• 2 The doctrine of forum non conveniens, as we have stated, presupposes the existence of more than one forum in which jurisdiction may be obtained over the parties and the subject matter of a case and in which the controversy may be tried. (Wieser v. Missouri Pacific R.R. Co. (1983), 98 Ill.2d 359, 364, 456 N.E.2d 98.) In the instant case, the trial court had no need to consider the relative convenience of various forums because of its finding that New Zealand was not an available alternative forum. In light of our holding that this finding was in error, we believe that this case must be remanded to the trial court with directions to determine whether New Zealand or any other available forum (defendant has also suggested Great Britain) is more convenient than Illinois. In making that determination, the court should be guided by the public and private interest factors enunciated in Gulf Oil Corp. v. Gilbert (1947), 330 U.S. 501, 508-09, 91 L.Ed. 1055, 1062-63, 67 S.Ct. 839, 843. If, upon balancing those factors, the trial court finds that there is an available forum that is more convenient than Illinois, then the court may allow defendant's motion to dismiss plaintiffs' action on such terms and conditions as it deems appropriate. (See Foster v. Chicago & North Western Transportation Co. (1984), 102 Ill.2d 378, 385, 466 N.E.2d 198; Bailey v. Dolphin International, Inc. (5th Cir. 1983), 697 F.2d 1268, 1280.) If, however, the court finds that Illinois is the most convenient forum, then it may deny defendant's motion to dismiss.

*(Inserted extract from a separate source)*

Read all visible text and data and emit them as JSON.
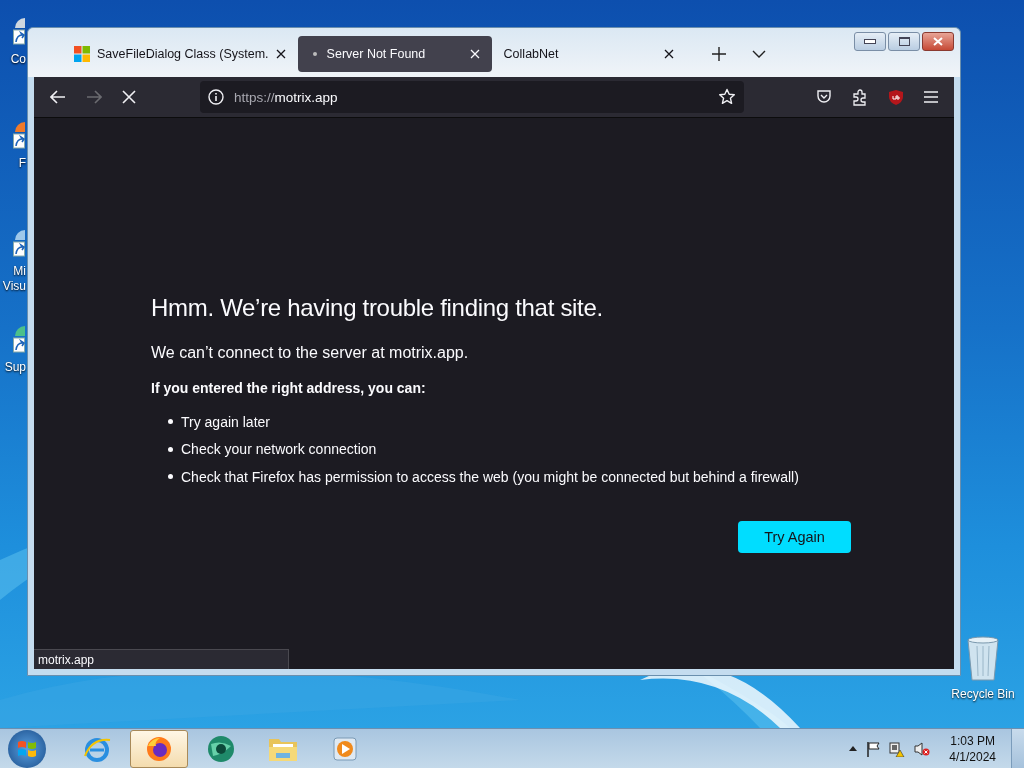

We do not intimate any view as to the merits of defendant's motion to dismiss.

For the foregoing reasons, the order of the circuit court of Cook County denying defendant's motion to dismiss plaintiffs' action on the ground of forum non conveniens is reversed and the cause is remanded with directions.

Reversed and remanded with directions.

SULLIVAN and PINCHAM, JJ., concurs.

19850426

© 2002 VersusLaw Inc.



Buy This Entire Record For $7.95

Official citation and/or docket number and footnotes (if any) for this case available with purchase.

Learn more about what you receive with purchase of this case.